Analysts expect 80% of 65 Million Filipino voters to go to the polls today as the country conducts its national and local elections. Commission on Elections (COMELEC) Education head James Jimenez says they expect at least 55 million voters to cast their ballots for their preferred candidates.
Filipinos will vote for their president, vice president, twelve senators, more than 200 Congressmen, and thousands of mayors and their local councils in fourteen regions of the Philippines.
Most Filipino voters consider these elections as a watershed in Philippine history after the former senator and Marcos son and name sake, Ferdinand “Bongbong” Marcos Junior decided to cast his lot for the presidency, a move that many see as a comeback of the former dictator’s family who was cast out of Malacanang some thirty plus years ago.
Surveys upon surveys depict Marcos Junior as a “runaway winner” yet many see a tightly contested presidential fight between him and vice president Leni Robredo. The late surge and the house-to-house campaigning undertaken by Robredo’s millions of volunteers had cast doubt on the winnability of Marcos Junior whose only claim to have amassed millions of voters is thru propaganda.
Many see those surveys as a form of mental conditioning. Analysts say, the fate of the country now lies in grassroots organizing. The fight, they say, is at ground levels.
While Robredo’s survey numbers hover between 20-30%, the late surge might actually double her chances of winning the polls. A fairly recent survey shows Robredo winning by several percentage points over BBM’s 30-plus percent. Robredo enjoys a huge following and support from the Catholic church, civil society, lay organizations, and most especially, youth groups.
Jimenez says fifty six percent (56%) of today’s voters belonged to the youth sector between the ages of 18-35. Following closely behind the youth vote are today’s titos and titas with about 23%. Senior citizens number around 5 million.
Poll history however shows only 30% of the youth sector go to the polls come election time.
Galvanizing poll support entails huge logistical and financial costs, especially with the rise of oil and commodity prices. In 2019, analysts estimate that a national candidate usually spends close to a billion pesos for the win. Most of today’s campaign expenses are channeled thru grassroots organizing.

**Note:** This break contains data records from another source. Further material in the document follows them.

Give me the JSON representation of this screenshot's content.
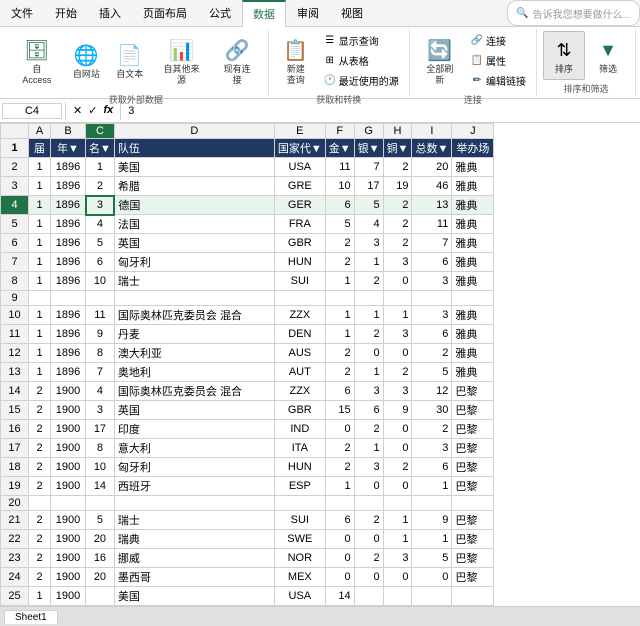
{
  "ribbon": {
    "tabs": [
      "文件",
      "开始",
      "插入",
      "页面布局",
      "公式",
      "数据",
      "审阅",
      "视图"
    ],
    "active_tab": "数据",
    "tell_me": "告诉我您想要做什么...",
    "groups": [
      {
        "label": "获取外部数据",
        "buttons": [
          {
            "label": "自 Access",
            "icon": "🗄"
          },
          {
            "label": "自网站",
            "icon": "🌐"
          },
          {
            "label": "自文本",
            "icon": "📄"
          },
          {
            "label": "自其他来源",
            "icon": "📊"
          },
          {
            "label": "现有连接",
            "icon": "🔗"
          }
        ]
      },
      {
        "label": "获取和转换",
        "buttons": [
          {
            "label": "新建\n查询",
            "icon": "📋"
          },
          {
            "label": "显示查询",
            "icon": ""
          },
          {
            "label": "从表格",
            "icon": ""
          },
          {
            "label": "最近使用的源",
            "icon": ""
          }
        ]
      },
      {
        "label": "连接",
        "buttons": [
          {
            "label": "全部刷新",
            "icon": "🔄"
          },
          {
            "label": "连接",
            "icon": ""
          },
          {
            "label": "属性",
            "icon": ""
          },
          {
            "label": "编辑链接",
            "icon": ""
          }
        ]
      },
      {
        "label": "排序和筛选",
        "buttons": [
          {
            "label": "排序",
            "icon": "⇅"
          },
          {
            "label": "筛选",
            "icon": "▼"
          }
        ]
      }
    ]
  },
  "formula_bar": {
    "cell_ref": "C4",
    "formula": "3"
  },
  "columns": [
    "A",
    "B",
    "C",
    "D",
    "E",
    "F",
    "G",
    "H",
    "I",
    "J"
  ],
  "headers": [
    "届",
    "年▼",
    "名▼",
    "队伍",
    "国家代▼",
    "金▼",
    "银▼",
    "铜▼",
    "总数▼",
    "举办场"
  ],
  "rows": [
    {
      "row": 2,
      "a": "1",
      "b": "1896",
      "c": "1",
      "d": "美国",
      "e": "USA",
      "f": "11",
      "g": "7",
      "h": "2",
      "i": "20",
      "j": "雅典"
    },
    {
      "row": 3,
      "a": "1",
      "b": "1896",
      "c": "2",
      "d": "希腊",
      "e": "GRE",
      "f": "10",
      "g": "17",
      "h": "19",
      "i": "46",
      "j": "雅典"
    },
    {
      "row": 4,
      "a": "1",
      "b": "1896",
      "c": "3",
      "d": "德国",
      "e": "GER",
      "f": "6",
      "g": "5",
      "h": "2",
      "i": "13",
      "j": "雅典",
      "active": true
    },
    {
      "row": 5,
      "a": "1",
      "b": "1896",
      "c": "4",
      "d": "法国",
      "e": "FRA",
      "f": "5",
      "g": "4",
      "h": "2",
      "i": "11",
      "j": "雅典"
    },
    {
      "row": 6,
      "a": "1",
      "b": "1896",
      "c": "5",
      "d": "英国",
      "e": "GBR",
      "f": "2",
      "g": "3",
      "h": "2",
      "i": "7",
      "j": "雅典"
    },
    {
      "row": 7,
      "a": "1",
      "b": "1896",
      "c": "6",
      "d": "匈牙利",
      "e": "HUN",
      "f": "2",
      "g": "1",
      "h": "3",
      "i": "6",
      "j": "雅典"
    },
    {
      "row": 8,
      "a": "1",
      "b": "1896",
      "c": "10",
      "d": "瑞士",
      "e": "SUI",
      "f": "1",
      "g": "2",
      "h": "0",
      "i": "3",
      "j": "雅典"
    },
    {
      "row": 9,
      "empty": true
    },
    {
      "row": 10,
      "a": "1",
      "b": "1896",
      "c": "11",
      "d": "国际奥林匹克委员会 混合",
      "e": "ZZX",
      "f": "1",
      "g": "1",
      "h": "1",
      "i": "3",
      "j": "雅典"
    },
    {
      "row": 11,
      "a": "1",
      "b": "1896",
      "c": "9",
      "d": "丹麦",
      "e": "DEN",
      "f": "1",
      "g": "2",
      "h": "3",
      "i": "6",
      "j": "雅典"
    },
    {
      "row": 12,
      "a": "1",
      "b": "1896",
      "c": "8",
      "d": "澳大利亚",
      "e": "AUS",
      "f": "2",
      "g": "0",
      "h": "0",
      "i": "2",
      "j": "雅典"
    },
    {
      "row": 13,
      "a": "1",
      "b": "1896",
      "c": "7",
      "d": "奥地利",
      "e": "AUT",
      "f": "2",
      "g": "1",
      "h": "2",
      "i": "5",
      "j": "雅典"
    },
    {
      "row": 14,
      "a": "2",
      "b": "1900",
      "c": "4",
      "d": "国际奥林匹克委员会 混合",
      "e": "ZZX",
      "f": "6",
      "g": "3",
      "h": "3",
      "i": "12",
      "j": "巴黎"
    },
    {
      "row": 15,
      "a": "2",
      "b": "1900",
      "c": "3",
      "d": "英国",
      "e": "GBR",
      "f": "15",
      "g": "6",
      "h": "9",
      "i": "30",
      "j": "巴黎"
    },
    {
      "row": 16,
      "a": "2",
      "b": "1900",
      "c": "17",
      "d": "印度",
      "e": "IND",
      "f": "0",
      "g": "2",
      "h": "0",
      "i": "2",
      "j": "巴黎"
    },
    {
      "row": 17,
      "a": "2",
      "b": "1900",
      "c": "8",
      "d": "意大利",
      "e": "ITA",
      "f": "2",
      "g": "1",
      "h": "0",
      "i": "3",
      "j": "巴黎"
    },
    {
      "row": 18,
      "a": "2",
      "b": "1900",
      "c": "10",
      "d": "匈牙利",
      "e": "HUN",
      "f": "2",
      "g": "3",
      "h": "2",
      "i": "6",
      "j": "巴黎"
    },
    {
      "row": 19,
      "a": "2",
      "b": "1900",
      "c": "14",
      "d": "西班牙",
      "e": "ESP",
      "f": "1",
      "g": "0",
      "h": "0",
      "i": "1",
      "j": "巴黎"
    },
    {
      "row": 20,
      "empty": true
    },
    {
      "row": 21,
      "a": "2",
      "b": "1900",
      "c": "5",
      "d": "瑞士",
      "e": "SUI",
      "f": "6",
      "g": "2",
      "h": "1",
      "i": "9",
      "j": "巴黎"
    },
    {
      "row": 22,
      "a": "2",
      "b": "1900",
      "c": "20",
      "d": "瑞典",
      "e": "SWE",
      "f": "0",
      "g": "0",
      "h": "1",
      "i": "1",
      "j": "巴黎"
    },
    {
      "row": 23,
      "a": "2",
      "b": "1900",
      "c": "16",
      "d": "挪威",
      "e": "NOR",
      "f": "0",
      "g": "2",
      "h": "3",
      "i": "5",
      "j": "巴黎"
    },
    {
      "row": 24,
      "a": "2",
      "b": "1900",
      "c": "20",
      "d": "墨西哥",
      "e": "MEX",
      "f": "0",
      "g": "0",
      "h": "0",
      "i": "0",
      "j": "巴黎"
    },
    {
      "row": 25,
      "a": "1",
      "b": "1900",
      "c": "",
      "d": "美国",
      "e": "USA",
      "f": "14",
      "g": "",
      "h": "",
      "i": "",
      "j": ""
    }
  ],
  "active_cell": "C4",
  "sheet_tab": "Sheet1"
}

Voters are likewise expected to vote for their partylist organizations. Pasada (no. 126 in the ballot), a partylist organization of commuters and transport workers is expecting at least one (1) seat in this 19th Congress. Dom Hernandez, first nominee and Secretary General believes that it is now time for government to prioritize Filipino commuters who comprise 97% of the total population.